◆ **RECORD SET**:
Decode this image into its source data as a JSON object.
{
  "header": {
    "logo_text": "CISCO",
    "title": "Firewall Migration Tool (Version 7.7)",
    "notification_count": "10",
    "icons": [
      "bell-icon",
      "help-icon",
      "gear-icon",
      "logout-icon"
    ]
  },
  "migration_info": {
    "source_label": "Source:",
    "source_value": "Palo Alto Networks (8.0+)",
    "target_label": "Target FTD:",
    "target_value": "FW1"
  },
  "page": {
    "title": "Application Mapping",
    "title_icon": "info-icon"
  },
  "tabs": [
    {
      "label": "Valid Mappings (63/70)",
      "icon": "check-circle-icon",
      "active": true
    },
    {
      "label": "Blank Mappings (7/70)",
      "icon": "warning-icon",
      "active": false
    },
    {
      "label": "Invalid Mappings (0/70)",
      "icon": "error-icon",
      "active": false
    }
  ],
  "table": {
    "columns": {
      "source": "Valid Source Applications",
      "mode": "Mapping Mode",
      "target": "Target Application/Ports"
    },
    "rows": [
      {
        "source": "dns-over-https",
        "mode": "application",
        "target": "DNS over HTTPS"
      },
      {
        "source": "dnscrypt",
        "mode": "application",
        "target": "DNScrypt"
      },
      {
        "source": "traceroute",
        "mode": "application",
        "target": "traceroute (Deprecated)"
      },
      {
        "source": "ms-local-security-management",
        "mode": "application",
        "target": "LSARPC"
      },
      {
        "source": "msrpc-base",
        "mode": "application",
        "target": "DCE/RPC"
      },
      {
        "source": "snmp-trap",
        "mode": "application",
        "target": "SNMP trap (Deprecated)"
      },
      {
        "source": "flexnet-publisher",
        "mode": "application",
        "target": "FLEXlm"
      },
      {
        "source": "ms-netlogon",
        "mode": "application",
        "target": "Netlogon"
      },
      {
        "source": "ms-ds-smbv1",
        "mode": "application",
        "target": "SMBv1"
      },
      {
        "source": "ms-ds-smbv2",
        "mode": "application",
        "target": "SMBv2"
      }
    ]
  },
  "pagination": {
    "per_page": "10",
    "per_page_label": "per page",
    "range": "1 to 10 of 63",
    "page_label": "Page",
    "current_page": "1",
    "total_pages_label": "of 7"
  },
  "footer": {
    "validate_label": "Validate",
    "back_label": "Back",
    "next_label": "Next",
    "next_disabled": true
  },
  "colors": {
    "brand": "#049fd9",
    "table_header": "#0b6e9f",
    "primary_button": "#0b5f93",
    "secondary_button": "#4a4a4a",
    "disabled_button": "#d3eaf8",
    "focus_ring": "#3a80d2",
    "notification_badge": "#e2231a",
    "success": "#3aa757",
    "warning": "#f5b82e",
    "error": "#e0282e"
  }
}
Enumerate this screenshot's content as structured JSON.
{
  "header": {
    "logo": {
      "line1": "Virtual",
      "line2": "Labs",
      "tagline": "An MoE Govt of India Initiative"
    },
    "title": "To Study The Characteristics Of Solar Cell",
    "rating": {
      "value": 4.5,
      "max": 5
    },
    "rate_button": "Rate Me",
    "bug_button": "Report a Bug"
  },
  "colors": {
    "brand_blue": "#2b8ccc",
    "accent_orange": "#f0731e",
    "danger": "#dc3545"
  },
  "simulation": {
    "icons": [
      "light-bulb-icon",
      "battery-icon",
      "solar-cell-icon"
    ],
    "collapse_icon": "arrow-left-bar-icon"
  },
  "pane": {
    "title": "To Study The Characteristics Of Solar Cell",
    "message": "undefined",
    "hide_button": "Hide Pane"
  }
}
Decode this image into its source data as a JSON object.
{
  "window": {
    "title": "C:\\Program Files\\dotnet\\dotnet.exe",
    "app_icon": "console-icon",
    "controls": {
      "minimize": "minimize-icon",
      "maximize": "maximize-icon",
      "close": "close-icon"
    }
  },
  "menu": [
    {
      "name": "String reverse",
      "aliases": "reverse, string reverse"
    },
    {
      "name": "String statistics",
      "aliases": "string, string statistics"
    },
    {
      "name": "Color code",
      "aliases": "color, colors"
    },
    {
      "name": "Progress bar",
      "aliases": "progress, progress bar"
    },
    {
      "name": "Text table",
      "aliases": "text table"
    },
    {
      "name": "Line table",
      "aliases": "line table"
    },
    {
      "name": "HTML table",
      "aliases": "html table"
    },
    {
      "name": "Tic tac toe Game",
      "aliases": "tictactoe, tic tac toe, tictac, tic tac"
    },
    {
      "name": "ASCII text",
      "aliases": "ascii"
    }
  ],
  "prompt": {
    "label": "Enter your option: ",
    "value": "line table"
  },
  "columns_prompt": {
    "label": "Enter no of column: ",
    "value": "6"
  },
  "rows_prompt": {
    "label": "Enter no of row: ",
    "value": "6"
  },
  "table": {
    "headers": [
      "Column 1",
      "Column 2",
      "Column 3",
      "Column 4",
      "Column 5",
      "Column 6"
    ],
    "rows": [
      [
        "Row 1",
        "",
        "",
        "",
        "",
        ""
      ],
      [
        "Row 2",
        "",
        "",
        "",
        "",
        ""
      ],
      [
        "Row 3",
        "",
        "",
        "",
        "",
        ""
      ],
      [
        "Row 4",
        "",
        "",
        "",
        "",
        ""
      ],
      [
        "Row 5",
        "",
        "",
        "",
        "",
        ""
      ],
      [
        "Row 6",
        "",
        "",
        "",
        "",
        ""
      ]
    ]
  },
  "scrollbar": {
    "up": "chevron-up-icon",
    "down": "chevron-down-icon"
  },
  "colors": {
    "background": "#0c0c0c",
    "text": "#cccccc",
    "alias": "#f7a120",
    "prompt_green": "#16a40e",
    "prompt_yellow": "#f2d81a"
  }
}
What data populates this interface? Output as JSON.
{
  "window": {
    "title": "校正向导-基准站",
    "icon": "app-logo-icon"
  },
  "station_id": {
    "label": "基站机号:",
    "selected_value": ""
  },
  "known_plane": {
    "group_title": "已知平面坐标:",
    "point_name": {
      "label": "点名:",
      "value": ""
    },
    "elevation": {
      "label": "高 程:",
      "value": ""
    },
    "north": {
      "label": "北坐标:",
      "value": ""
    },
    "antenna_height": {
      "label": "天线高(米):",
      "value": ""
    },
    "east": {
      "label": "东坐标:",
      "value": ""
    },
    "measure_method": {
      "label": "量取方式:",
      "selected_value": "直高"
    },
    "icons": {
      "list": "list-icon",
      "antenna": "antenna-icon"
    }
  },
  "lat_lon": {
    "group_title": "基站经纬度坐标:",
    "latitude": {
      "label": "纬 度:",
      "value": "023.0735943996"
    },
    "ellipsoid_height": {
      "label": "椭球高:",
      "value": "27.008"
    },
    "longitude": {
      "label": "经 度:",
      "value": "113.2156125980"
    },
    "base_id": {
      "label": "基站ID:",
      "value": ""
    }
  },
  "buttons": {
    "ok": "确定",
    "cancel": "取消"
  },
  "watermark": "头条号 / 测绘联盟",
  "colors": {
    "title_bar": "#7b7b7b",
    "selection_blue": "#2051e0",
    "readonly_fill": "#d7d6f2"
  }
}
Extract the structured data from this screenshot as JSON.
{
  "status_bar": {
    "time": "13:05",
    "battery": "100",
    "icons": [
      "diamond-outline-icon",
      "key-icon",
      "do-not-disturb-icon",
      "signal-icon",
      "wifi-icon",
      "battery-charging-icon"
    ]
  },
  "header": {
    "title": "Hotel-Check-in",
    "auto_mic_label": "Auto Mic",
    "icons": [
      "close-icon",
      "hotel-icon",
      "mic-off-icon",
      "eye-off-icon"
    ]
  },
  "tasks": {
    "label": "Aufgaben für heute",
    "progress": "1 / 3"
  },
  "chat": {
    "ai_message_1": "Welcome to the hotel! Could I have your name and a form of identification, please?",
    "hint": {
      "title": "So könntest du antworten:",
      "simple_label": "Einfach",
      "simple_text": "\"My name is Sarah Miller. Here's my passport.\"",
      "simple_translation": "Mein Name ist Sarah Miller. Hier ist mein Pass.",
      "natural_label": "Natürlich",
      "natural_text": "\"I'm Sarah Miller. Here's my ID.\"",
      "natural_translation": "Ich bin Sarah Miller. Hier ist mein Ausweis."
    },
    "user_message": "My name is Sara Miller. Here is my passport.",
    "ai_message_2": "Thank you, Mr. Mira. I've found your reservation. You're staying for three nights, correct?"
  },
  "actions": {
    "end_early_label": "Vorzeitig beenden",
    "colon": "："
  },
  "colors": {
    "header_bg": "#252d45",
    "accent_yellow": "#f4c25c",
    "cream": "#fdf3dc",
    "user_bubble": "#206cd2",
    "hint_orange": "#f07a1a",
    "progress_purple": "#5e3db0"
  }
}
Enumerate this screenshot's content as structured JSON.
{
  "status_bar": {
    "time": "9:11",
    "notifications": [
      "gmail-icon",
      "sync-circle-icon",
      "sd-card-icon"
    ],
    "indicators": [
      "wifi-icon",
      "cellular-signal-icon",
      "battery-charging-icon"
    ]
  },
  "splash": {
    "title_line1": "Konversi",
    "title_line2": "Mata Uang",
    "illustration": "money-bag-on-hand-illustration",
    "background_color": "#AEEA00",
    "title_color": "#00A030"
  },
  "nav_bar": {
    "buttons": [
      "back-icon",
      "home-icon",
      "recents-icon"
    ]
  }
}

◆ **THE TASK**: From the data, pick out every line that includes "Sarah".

◆ **ANSWER TO THIS TASK**:
      "simple_text": "\"My name is Sarah Miller. Here's my passport.\"",
      "simple_translation": "Mein Name ist Sarah Miller. Hier ist mein Pass.",
      "natural_text": "\"I'm Sarah Miller. Here's my ID.\"",
      "natural_translation": "Ich bin Sarah Miller. Hier ist mein Ausweis."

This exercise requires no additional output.